Continue reading "Breaking the hearts of our Pacific friends & neighbours" »
ADELAIDE - What passes as the climate debate seems to me to typify what is happening in our world today.
Those who occupy what might broadly be described as a conservative political position seem unwilling or unable to grasp the scale of the problem or its probable consequences.
As a result, they are quite unwilling to contemplate the economic and lifestyle trade-offs required, especially in the so-called developed world, to ameliorate the worst effects of the change process that is clearly and unequivocally occurring now.
Those who have what is called a progressive political outlook see the oncoming disaster but are apparently incapable of galvanising sufficient public support to induce governments to do anything meaningful.
Partly at least, this is because the progressive forces often are also the proponents of the sort of identity politics around sexual preferences, ethnicity, and so forth that have so material assisted the resurgence of ‘white nationalism’ that they despise.
Continue reading "Climate change - & the deafness of those unwilling to face reality" »
Fitzpatrick - "For Morrison and many of his cohorts empirical science is something they view with scepticism"

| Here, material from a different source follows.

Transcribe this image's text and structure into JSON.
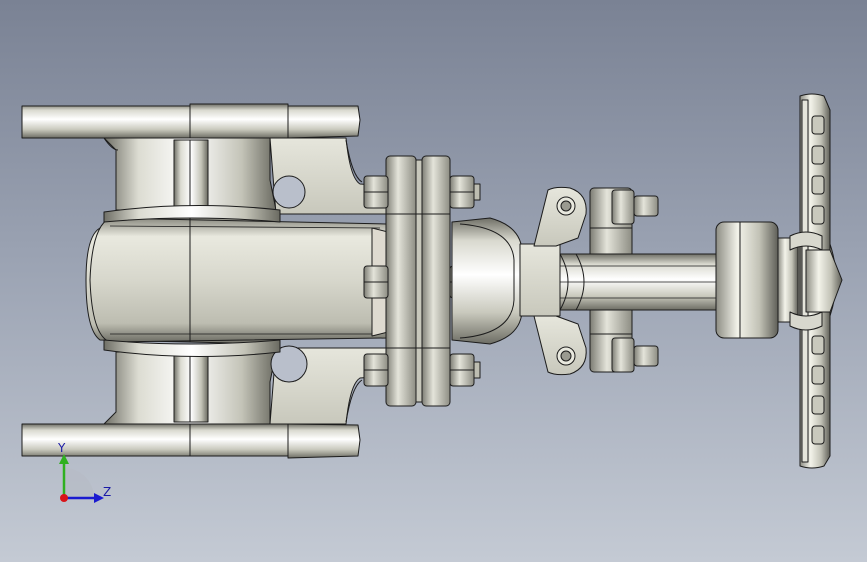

TUMBY BAY - I hate to be the bearer of bad tidings but if the people of the Pacific believe that the Australian government will do anything meaningful about climate change they are sadly mistaken.
Australia currently has a conservative government with an undeclared core of climate change deniers in its ranks.
If that isn’t discouraging enough it is also led by a prime minister who is a committed Pentecostal Christian who believes in miracles and God’s will.
One of those miracles enacted by God was letting him win the last unwinnable federal election. He is now prime minister because God put him there.
Roughly translated this means that he believes that climate change has been imposed on the world by God for unexplained reasons that should not be questioned.
For Morrison and many of his cohorts empirical science is something they view with scepticism.
Continue reading "More than a belief in miracles to get out of this climate mess" »
"I said to Pascoe Kase (pictured) 'You have to go to the clinics and talk to staff because the information you are giving me here is wrong'. It turned into a tense exchange"
SCOTT WAIDE | My Land, My Country
LAE - For the last five years, I have been repeating the same story: ‘We have a crisis in the health system.’
The rest of the country can see it. The people who are victims of the medicine shortages all over the country keep speaking out about it. Health workers have cried while being interviewed because they simply can’t save lives.
And we’re not talking about the expensive cancer treatment and operations families have to pay for.
It’s the basics that are lacking. Antibiotics, malaria drugs, family planning drugs and consumables. The clinics don’t have them. Or even if they have them, the supplies are not enough for their catchment areas.
Personally, I have emailed the health secretary, Pascoe Kase, about the cancer unit in Lae, the ill-treatment of the late Dr John Niblet and the medicine shortages. I have called and sent text messages.
Continue reading "Kase’s admission of health system failure 10 years overdue" »
KUNDIAWA - Prime Minister James Marape is to be commended for the appointment of a commission of inquiry to investigate the UBS loan affair, however the appointment of former chief justice Sir Salamo Injia to head the inquiry is dubious.
This is already a compromise of the outcome of the inquiry before it has even started and is not a good sign for the Marape government in its announced campaign of fighting corruption.
If Marape is serious about cleaning up PNG and ridding this country of corruption, the multi-billion dollar UBS loan is a classic case to start with.
This is an issue that has brought so much pain and misery to the country and its people.
It is essential for people who want the whole truth that no stone is left unturned in pursuing exactly what happened and who was responsible for it.
Continue reading "Sir Salamo not the right person to head UBS loan inquiry" »